book by Wilbur R. Miller. The federal government's attempt to enforce civil rights measures during Reconstruction is usually regarded as a failure.

ByWilbur R. Miller · Chapel Hill: University of North Carolina Press, 1991. x + 251 pp. Illustrations, map, notes, bibliography, and index.

The People's Welfare: Law and Regulation in Nineteenth-Century America. ByNovackWilliam J. · Chapel Hill: The University of North Carolina Press, 1995. x + 396 pp. Notes, bibliography, and index.

The federal government's attempt to enforce civil rights measures during Reconstruction is usually regarded as a failure.

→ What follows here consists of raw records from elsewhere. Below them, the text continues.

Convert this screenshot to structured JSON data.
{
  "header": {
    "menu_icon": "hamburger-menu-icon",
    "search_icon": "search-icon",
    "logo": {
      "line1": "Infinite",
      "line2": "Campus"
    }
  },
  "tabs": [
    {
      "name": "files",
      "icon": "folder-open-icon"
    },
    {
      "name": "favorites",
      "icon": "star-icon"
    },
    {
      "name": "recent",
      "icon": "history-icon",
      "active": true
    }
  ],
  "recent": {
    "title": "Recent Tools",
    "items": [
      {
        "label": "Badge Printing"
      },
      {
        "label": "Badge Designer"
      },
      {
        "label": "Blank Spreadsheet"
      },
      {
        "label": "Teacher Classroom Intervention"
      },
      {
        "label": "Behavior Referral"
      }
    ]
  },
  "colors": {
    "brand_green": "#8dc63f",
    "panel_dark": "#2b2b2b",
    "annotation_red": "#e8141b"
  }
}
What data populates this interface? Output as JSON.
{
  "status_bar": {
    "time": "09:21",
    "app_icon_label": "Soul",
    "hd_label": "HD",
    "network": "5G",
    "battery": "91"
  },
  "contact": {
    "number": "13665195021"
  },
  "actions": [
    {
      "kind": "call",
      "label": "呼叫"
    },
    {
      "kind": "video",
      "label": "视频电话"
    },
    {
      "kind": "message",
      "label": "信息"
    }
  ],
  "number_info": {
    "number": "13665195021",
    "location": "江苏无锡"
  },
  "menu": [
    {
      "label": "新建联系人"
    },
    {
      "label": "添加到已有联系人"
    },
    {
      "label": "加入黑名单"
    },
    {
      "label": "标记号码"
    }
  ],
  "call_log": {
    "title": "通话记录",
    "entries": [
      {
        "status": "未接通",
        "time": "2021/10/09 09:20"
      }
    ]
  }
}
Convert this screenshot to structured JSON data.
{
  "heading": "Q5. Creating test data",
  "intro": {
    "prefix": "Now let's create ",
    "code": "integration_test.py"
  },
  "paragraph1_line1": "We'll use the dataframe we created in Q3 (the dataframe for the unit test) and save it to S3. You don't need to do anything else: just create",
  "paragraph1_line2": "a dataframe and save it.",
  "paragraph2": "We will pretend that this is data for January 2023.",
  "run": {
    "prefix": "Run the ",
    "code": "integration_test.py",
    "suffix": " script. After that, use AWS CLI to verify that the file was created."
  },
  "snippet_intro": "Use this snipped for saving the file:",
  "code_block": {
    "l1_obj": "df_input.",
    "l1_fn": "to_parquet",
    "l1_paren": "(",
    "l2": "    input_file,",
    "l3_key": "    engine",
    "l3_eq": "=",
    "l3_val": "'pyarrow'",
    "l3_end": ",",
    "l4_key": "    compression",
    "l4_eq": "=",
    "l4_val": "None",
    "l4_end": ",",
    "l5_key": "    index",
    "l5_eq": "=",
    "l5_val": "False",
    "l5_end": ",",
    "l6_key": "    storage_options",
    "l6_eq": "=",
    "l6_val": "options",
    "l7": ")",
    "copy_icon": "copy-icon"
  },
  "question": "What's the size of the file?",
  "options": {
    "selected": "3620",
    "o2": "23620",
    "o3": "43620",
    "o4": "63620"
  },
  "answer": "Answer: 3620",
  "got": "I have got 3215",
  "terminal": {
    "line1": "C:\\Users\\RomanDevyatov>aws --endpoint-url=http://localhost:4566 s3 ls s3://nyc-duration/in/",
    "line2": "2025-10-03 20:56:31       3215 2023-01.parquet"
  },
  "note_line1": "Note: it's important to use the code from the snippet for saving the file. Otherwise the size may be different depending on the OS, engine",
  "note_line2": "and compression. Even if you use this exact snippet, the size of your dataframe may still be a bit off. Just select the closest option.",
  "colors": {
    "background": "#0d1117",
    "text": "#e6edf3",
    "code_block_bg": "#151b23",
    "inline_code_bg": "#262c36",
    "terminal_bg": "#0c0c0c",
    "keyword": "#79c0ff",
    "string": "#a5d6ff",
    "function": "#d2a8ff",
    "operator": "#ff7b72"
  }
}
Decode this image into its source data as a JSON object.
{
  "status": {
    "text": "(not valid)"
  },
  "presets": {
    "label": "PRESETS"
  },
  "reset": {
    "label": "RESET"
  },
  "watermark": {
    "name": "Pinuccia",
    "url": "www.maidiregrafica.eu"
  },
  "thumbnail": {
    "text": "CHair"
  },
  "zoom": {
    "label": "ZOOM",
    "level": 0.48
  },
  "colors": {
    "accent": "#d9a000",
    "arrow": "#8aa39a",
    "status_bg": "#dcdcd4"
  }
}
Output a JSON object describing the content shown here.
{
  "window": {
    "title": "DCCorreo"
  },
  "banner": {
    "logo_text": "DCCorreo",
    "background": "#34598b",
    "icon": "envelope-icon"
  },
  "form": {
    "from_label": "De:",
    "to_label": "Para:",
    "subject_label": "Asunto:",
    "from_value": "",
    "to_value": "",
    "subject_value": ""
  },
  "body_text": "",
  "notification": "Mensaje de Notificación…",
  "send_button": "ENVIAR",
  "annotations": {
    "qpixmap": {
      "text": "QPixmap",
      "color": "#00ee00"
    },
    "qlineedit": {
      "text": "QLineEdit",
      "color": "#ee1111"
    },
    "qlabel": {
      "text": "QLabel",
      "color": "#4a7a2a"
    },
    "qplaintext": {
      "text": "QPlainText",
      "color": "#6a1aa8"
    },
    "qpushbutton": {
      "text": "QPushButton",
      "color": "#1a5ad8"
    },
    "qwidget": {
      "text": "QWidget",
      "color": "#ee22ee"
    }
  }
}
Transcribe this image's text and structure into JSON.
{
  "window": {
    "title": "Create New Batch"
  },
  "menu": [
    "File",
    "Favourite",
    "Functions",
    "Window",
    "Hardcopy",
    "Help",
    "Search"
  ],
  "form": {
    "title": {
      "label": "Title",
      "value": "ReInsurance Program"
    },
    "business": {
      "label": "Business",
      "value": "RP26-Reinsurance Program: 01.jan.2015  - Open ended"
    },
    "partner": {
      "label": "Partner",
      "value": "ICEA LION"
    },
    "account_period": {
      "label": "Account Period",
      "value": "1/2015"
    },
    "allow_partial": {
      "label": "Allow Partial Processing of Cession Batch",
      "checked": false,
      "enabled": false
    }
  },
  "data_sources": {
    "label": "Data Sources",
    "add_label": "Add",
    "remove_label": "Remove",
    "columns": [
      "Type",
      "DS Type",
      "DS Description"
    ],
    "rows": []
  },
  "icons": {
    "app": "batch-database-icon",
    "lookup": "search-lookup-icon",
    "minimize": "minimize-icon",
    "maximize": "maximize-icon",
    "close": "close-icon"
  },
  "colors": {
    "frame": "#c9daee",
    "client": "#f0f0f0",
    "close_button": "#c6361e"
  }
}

alcohol (2) American History (1) bootleg liquor (1) distilling (1) history (2) moonshine (1) New South (1) non-fiction (1) political history (1) social history (1) southern history (1) taxation (1). refresh. Member recommendations.

Wilbur R. (Bill) Miller received his . from the University of California at Berkeley in 1966 and his P. from Columbia University in 1973. Prior to coming to SUNY-Stony Brook in 1975, he was a lecturer and assistant professor at Princeton University. The Social History of Crime and Punishment in America.

The federal government's attempt to enforce civil rights measures during Reconstruction is usually regarded as a failure. Far more successful, however, was the collection of federal excise taxes on liquor during the same period -- an effort that secured for the government its single most important source of internal revenue. In Revenuers and Moonshiners Wilbur Miller explores the development and professionalization of the federal bureaucracy by examining federal liquor law enforcement in the mountain South after the Civil War. He addresses the central questions of the conditions under which unpopular federal laws could be enforced and the ways in which enforcement remained limited.The extension of federal taxing power to cover homemade whiskey was fiercely resisted by mountain people, who had long relied on distilling to produce an easily transported and readily salable product made from their corn. As a result, the collection of the tax required the creation of the most extensive civilian law enforcement agency in the nation's history, the Bureau of Internal Revenue. The bureau both regulated taxpaying distilleries and combated illicit production. This battle against moonshiners, Miller argues, implemented by the Republican party's vision of a federal authority capable of reaching into the most remote parts of the nation.Miller concentrates his analysis on the revenuers, but he nevertheless draws a clear picture of the mountain people who resisted them. He dispels traditional views of moonshiners as folk heroes imbued with a stubborn individualism or simple country folk victimized by outside forces beyond their control or understanding. Rather, Miller shows that the men (and sometimes women) who made moonshine were members of a complex and changing society that was a product of both traditional aspects of mountain culture and the forces of industrialization that were reshaping their society after the Civil War.Originally published in 1991.A UNC Press Enduring Edition -- UNC Press Enduring Editions use the latest in digital technology to make available again books from our distinguished backlist that were previously out of print. These editions are published unaltered from the original, and are presented in affordable paperback formats, bringing readers both historical and cultural value.